Web page and app entries:
<<<<

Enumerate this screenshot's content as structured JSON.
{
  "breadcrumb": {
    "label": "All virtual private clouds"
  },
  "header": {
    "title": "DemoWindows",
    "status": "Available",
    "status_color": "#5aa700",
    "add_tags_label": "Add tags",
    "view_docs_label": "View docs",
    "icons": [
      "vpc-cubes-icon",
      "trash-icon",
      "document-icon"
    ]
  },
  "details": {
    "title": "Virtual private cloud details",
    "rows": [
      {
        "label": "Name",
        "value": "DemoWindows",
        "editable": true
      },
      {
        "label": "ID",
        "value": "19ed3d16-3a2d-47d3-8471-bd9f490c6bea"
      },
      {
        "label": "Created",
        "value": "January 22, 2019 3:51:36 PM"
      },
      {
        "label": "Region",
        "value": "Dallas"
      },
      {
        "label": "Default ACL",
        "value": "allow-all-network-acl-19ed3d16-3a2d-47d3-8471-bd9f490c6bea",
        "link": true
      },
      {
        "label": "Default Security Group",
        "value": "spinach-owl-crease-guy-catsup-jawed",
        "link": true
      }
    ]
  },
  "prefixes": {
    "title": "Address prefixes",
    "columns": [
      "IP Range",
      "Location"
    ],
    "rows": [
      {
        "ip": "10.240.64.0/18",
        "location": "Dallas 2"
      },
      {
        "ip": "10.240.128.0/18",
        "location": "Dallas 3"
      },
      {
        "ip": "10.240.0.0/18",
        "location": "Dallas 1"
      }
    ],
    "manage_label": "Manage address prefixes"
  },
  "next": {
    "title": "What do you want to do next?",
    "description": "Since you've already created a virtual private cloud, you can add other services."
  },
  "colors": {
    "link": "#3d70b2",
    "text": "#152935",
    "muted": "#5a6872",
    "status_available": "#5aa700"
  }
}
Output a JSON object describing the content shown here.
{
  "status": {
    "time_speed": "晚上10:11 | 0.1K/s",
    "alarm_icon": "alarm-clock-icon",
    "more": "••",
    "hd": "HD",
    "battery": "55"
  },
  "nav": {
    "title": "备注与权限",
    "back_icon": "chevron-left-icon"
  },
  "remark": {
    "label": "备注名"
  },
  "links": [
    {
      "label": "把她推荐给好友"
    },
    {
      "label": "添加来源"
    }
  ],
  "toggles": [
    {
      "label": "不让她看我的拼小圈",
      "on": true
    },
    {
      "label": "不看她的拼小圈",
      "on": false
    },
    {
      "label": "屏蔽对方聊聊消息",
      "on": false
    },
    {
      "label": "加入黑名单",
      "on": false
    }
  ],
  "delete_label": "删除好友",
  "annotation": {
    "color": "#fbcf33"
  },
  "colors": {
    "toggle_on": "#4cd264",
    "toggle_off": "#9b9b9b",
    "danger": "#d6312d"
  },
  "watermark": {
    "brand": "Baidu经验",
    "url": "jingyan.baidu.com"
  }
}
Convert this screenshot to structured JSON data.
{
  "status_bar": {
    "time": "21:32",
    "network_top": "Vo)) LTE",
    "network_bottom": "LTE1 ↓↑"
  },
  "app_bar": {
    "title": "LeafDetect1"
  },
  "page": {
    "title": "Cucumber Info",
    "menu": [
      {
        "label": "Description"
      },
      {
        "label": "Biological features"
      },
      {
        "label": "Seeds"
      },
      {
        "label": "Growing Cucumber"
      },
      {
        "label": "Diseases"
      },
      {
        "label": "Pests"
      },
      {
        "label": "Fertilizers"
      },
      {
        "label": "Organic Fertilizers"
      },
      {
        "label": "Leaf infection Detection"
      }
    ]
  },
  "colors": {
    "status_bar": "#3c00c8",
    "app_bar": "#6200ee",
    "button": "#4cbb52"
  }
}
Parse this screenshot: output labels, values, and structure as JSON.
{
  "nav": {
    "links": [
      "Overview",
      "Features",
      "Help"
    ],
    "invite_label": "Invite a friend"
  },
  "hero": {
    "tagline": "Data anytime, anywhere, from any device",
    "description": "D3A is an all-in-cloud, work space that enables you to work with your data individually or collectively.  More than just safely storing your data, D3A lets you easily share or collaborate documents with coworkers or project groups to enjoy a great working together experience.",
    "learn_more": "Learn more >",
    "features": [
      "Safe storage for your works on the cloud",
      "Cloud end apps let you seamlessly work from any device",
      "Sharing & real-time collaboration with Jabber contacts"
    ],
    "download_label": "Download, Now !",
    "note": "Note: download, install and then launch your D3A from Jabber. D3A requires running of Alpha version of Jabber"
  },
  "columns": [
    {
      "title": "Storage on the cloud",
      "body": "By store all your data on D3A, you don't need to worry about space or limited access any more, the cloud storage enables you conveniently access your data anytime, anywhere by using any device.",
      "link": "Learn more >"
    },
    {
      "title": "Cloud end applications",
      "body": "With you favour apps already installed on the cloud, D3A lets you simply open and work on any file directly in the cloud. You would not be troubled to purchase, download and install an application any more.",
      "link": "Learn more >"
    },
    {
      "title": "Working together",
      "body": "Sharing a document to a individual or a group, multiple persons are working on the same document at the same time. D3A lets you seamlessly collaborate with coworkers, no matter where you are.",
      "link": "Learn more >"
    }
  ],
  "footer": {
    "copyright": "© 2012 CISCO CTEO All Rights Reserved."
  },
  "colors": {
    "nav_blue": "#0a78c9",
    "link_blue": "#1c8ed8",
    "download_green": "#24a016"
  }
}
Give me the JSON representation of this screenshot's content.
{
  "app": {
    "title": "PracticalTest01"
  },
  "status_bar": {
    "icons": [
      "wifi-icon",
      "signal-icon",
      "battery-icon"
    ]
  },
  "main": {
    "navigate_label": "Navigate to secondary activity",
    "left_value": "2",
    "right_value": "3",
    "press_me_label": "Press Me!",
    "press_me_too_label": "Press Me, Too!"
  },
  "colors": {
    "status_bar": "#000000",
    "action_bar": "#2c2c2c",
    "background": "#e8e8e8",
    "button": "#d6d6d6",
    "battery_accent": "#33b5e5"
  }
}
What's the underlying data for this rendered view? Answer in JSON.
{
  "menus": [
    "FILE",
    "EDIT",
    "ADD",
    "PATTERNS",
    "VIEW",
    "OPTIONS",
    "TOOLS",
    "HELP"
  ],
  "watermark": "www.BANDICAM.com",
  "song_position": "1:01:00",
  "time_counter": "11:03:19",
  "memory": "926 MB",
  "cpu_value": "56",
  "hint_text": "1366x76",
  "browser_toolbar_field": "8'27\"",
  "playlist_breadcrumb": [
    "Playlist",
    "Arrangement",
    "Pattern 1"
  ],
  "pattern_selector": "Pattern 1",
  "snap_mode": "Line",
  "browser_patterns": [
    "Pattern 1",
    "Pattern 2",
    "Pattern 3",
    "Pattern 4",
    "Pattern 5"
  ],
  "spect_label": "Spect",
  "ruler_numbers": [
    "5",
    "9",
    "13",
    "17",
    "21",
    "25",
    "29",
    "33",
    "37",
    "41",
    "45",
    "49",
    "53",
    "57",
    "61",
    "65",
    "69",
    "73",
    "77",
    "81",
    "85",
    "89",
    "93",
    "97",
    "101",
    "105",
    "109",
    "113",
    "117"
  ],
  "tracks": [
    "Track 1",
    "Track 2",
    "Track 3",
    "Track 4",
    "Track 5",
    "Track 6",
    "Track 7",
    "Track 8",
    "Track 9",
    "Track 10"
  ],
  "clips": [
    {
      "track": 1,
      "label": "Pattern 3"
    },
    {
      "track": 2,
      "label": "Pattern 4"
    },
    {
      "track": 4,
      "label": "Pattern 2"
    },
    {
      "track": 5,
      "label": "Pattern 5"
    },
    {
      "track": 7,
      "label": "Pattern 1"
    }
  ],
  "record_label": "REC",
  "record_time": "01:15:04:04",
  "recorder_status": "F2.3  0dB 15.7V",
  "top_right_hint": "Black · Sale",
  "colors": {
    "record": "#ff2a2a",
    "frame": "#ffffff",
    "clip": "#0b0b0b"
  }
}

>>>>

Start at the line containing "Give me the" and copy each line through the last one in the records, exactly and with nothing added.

Give me the JSON representation of this screenshot's content.
{
  "app": {
    "title": "PracticalTest01"
  },
  "status_bar": {
    "icons": [
      "wifi-icon",
      "signal-icon",
      "battery-icon"
    ]
  },
  "main": {
    "navigate_label": "Navigate to secondary activity",
    "left_value": "2",
    "right_value": "3",
    "press_me_label": "Press Me!",
    "press_me_too_label": "Press Me, Too!"
  },
  "colors": {
    "status_bar": "#000000",
    "action_bar": "#2c2c2c",
    "background": "#e8e8e8",
    "button": "#d6d6d6",
    "battery_accent": "#33b5e5"
  }
}
What's the underlying data for this rendered view? Answer in JSON.
{
  "menus": [
    "FILE",
    "EDIT",
    "ADD",
    "PATTERNS",
    "VIEW",
    "OPTIONS",
    "TOOLS",
    "HELP"
  ],
  "watermark": "www.BANDICAM.com",
  "song_position": "1:01:00",
  "time_counter": "11:03:19",
  "memory": "926 MB",
  "cpu_value": "56",
  "hint_text": "1366x76",
  "browser_toolbar_field": "8'27\"",
  "playlist_breadcrumb": [
    "Playlist",
    "Arrangement",
    "Pattern 1"
  ],
  "pattern_selector": "Pattern 1",
  "snap_mode": "Line",
  "browser_patterns": [
    "Pattern 1",
    "Pattern 2",
    "Pattern 3",
    "Pattern 4",
    "Pattern 5"
  ],
  "spect_label": "Spect",
  "ruler_numbers": [
    "5",
    "9",
    "13",
    "17",
    "21",
    "25",
    "29",
    "33",
    "37",
    "41",
    "45",
    "49",
    "53",
    "57",
    "61",
    "65",
    "69",
    "73",
    "77",
    "81",
    "85",
    "89",
    "93",
    "97",
    "101",
    "105",
    "109",
    "113",
    "117"
  ],
  "tracks": [
    "Track 1",
    "Track 2",
    "Track 3",
    "Track 4",
    "Track 5",
    "Track 6",
    "Track 7",
    "Track 8",
    "Track 9",
    "Track 10"
  ],
  "clips": [
    {
      "track": 1,
      "label": "Pattern 3"
    },
    {
      "track": 2,
      "label": "Pattern 4"
    },
    {
      "track": 4,
      "label": "Pattern 2"
    },
    {
      "track": 5,
      "label": "Pattern 5"
    },
    {
      "track": 7,
      "label": "Pattern 1"
    }
  ],
  "record_label": "REC",
  "record_time": "01:15:04:04",
  "recorder_status": "F2.3  0dB 15.7V",
  "top_right_hint": "Black · Sale",
  "colors": {
    "record": "#ff2a2a",
    "frame": "#ffffff",
    "clip": "#0b0b0b"
  }
}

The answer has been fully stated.